Edward Dillon G.M.
Medal is the 2nd highest, to the George Cross, gallantry medal
that a civilian can win. As with the George Cross, Military personnel
are eligible for the George Medal if their act does not qualify
for a military gallantry award.
of Commander Ken Enticknap
D. Dillon is called by mistake John E. Dylan)
Able Seaman (Radar) John Dillon
On 21 May 1982 Able Seaman Dillon was in the
After Damage Control Party on board HMS
Ardent in Falkland
Sound. Following a bomb attack on the ship he was assisting
in the control of flooding in the dining hall when the area sustained
further major bomb damage and he was rendered unconscious.
On regaining consciousness he found that he was pinned to the
deck by heavy debris in the dimly-lit devastated compartment.
A fire was raging and the area was rapidly filling with thick
He extricated himself and despite pain from a large shrapnel
wound in his back attempted unsuccessfully to free a man pinned
down by a girder across his neck. He then made his way through
the smoke towards a further man calling for help, whom he found
trapped under heavy metal girders, bleeding from head and face
wounds and with his left hand severely damaged.
After several attempts, between which he had to drop to the deck
to get breathable air, AB Dillon succeeded in raising the debris
sufficiently to allow the man to drag himself free. AB Dillon's
anti-flash hood had been ripped off in the explosion, so afforded
him no protection from the heat and his left ear was burned. In
their search for an escape route, the man, who was heavily built,
fell into a hole in the deck, but was dragged out by the much
slighter AB Dillon to a hole in the ship's side where, although
the man was able to inflate his own life-jacket, AB Dillon was
unable to follow suit, due to the pain in his throat caused by
the smoke. Despite this, fearing that the weakened man would be
dragged beneath the ship, AB Dillon followed him into the water
and pulled him away from the ship's side. By this time his exertions,
pain and the cold of the sea had weakened AB Dillon until he could
do little to support himself in the water.
Realizing that there was a danger of him pushing the man under
the water if he continued to hold on to him, he moved away, and

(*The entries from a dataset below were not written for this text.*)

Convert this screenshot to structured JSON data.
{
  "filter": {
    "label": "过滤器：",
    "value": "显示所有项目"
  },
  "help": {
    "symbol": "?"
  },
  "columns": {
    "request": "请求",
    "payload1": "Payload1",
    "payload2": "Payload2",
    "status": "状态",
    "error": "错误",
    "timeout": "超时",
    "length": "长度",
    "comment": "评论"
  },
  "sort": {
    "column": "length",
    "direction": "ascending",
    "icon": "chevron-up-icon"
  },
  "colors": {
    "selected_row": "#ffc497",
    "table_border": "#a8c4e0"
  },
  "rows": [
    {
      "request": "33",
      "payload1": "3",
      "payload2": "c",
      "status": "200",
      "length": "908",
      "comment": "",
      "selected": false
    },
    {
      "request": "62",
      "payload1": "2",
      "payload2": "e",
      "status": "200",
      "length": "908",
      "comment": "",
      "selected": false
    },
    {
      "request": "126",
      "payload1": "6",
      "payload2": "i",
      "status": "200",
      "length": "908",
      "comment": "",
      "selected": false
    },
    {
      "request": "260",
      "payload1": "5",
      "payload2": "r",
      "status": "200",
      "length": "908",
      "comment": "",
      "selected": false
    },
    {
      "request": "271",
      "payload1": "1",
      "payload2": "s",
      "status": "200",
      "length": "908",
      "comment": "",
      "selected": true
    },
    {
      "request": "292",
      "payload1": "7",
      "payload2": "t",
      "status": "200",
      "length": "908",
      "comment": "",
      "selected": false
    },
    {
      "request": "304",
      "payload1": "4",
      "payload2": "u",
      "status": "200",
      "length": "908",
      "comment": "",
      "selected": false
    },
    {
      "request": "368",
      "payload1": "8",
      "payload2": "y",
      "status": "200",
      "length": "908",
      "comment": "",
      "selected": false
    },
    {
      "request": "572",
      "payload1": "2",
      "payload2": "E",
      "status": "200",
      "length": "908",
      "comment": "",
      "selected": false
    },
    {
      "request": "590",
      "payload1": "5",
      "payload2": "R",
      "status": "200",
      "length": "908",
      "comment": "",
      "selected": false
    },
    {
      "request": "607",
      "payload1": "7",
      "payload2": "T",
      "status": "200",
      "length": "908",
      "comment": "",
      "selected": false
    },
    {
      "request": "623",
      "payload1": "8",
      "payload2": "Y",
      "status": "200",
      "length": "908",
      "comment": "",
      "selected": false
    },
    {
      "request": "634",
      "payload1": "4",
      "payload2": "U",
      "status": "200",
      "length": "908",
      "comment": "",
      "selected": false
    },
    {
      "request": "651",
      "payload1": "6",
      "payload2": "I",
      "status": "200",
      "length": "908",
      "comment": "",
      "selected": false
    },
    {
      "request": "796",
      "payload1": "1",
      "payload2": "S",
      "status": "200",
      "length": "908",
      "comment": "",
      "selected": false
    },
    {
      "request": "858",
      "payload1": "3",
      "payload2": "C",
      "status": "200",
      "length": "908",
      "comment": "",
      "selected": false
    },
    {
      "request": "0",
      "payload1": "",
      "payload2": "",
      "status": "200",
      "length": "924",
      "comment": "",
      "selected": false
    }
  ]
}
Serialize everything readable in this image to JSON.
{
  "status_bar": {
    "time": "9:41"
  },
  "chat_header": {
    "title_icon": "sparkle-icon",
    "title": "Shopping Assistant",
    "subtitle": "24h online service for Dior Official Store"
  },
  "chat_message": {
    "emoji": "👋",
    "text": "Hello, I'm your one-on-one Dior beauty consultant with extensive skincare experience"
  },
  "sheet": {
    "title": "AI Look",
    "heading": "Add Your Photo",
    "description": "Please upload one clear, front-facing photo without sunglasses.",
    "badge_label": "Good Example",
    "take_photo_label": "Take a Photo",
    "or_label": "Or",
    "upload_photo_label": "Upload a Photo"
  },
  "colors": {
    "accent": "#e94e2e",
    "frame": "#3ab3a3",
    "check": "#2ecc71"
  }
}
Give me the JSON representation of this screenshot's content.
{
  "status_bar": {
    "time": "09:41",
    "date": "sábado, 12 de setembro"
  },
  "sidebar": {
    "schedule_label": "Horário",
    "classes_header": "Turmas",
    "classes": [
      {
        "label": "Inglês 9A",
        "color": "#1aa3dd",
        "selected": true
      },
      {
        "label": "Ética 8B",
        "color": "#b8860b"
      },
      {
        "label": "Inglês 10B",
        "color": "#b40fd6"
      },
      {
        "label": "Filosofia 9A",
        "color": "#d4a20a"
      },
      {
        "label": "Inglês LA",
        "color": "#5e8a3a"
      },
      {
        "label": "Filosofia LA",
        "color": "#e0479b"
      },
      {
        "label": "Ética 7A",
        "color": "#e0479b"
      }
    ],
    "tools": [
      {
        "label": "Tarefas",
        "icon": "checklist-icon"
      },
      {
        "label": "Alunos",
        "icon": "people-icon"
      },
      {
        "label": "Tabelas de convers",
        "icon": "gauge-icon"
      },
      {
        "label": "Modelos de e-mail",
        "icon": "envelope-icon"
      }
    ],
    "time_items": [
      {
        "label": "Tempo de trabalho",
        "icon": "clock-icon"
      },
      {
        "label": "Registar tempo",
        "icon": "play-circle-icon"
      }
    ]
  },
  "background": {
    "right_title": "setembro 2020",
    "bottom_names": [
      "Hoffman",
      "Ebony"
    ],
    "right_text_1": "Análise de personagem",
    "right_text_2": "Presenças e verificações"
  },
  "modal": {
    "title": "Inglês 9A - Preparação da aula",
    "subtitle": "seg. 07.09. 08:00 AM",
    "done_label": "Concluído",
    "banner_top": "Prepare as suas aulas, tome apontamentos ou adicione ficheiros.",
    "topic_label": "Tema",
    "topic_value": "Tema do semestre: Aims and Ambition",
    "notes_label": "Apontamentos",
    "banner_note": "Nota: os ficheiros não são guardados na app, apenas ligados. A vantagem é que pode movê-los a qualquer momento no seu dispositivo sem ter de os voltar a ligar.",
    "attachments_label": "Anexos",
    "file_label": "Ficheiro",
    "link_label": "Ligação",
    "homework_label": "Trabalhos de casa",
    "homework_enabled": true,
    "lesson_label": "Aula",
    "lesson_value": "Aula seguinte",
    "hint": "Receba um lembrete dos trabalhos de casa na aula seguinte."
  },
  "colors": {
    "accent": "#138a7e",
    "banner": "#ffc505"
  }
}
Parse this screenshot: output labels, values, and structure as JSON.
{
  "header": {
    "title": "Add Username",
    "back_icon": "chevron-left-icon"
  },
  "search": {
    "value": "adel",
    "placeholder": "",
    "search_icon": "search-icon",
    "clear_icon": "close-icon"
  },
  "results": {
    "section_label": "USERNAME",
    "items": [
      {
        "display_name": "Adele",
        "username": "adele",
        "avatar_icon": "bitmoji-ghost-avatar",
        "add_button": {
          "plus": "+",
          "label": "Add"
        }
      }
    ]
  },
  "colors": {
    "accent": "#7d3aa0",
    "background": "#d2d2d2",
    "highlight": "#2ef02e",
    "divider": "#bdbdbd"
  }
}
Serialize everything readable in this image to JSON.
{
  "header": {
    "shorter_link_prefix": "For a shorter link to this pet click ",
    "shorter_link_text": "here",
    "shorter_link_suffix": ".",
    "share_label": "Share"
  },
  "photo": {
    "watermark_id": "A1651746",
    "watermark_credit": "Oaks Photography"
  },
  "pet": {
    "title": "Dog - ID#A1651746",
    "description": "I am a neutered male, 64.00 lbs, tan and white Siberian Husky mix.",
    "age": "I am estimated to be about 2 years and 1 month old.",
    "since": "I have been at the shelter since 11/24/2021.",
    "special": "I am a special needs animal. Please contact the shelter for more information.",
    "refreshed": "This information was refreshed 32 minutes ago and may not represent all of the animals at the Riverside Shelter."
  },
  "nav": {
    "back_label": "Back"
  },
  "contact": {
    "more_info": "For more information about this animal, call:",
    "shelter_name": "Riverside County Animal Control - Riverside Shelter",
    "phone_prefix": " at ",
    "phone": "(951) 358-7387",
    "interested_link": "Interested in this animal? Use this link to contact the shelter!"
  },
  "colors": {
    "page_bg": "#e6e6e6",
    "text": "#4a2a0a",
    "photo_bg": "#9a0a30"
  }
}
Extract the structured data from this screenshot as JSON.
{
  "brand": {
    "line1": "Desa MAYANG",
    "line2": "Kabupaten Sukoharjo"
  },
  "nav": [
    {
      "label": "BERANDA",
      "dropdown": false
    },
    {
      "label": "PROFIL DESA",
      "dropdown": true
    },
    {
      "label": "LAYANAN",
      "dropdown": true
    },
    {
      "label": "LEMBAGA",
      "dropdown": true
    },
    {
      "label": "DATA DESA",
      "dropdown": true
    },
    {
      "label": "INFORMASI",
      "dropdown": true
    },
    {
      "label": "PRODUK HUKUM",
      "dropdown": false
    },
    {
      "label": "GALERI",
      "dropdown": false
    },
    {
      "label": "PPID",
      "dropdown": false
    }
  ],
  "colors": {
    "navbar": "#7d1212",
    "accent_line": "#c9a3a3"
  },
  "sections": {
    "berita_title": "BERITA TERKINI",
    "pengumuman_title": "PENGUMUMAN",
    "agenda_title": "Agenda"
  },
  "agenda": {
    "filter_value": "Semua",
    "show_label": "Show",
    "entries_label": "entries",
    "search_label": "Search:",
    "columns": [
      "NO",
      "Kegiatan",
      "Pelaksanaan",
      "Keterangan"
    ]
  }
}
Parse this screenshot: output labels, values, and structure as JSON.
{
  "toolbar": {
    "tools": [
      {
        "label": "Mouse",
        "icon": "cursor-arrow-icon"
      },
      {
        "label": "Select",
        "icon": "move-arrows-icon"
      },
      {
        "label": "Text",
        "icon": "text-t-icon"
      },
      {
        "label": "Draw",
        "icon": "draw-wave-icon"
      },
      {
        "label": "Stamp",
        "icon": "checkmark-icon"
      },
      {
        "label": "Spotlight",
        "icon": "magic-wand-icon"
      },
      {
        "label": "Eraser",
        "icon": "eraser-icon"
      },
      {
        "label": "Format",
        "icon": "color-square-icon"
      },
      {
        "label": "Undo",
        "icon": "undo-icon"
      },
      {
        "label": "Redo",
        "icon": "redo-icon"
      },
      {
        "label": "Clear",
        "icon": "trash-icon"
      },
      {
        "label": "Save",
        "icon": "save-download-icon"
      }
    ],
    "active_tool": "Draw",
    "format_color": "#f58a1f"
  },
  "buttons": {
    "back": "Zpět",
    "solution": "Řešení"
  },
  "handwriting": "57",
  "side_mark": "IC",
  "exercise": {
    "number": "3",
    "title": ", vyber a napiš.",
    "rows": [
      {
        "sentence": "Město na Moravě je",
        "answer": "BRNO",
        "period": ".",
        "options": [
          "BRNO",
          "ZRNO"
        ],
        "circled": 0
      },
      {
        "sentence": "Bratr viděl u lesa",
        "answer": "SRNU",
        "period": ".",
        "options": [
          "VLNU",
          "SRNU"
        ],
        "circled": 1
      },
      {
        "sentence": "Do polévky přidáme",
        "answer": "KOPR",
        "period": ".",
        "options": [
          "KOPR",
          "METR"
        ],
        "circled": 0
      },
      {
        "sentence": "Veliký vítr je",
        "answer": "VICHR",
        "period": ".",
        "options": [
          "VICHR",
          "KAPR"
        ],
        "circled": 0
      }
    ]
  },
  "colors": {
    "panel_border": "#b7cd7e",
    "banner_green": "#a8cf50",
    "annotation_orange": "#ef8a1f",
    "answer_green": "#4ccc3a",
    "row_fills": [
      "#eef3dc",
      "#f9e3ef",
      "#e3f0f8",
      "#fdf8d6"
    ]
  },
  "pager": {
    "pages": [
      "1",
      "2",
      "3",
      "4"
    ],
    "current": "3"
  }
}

appreciating that he could no longer swim or grasp the strop lowered
to him from a helicopter, slipped beneath the surface. He and
the man were then rescue by
Surgeon Captain Rick Jolly.
There is a little doubt that but for Able Seaman (radar)Dillon's
selfless acts with complete disregard for his personal safety
the other man would not have escaped from the ship which was then
being abandoned and sinking.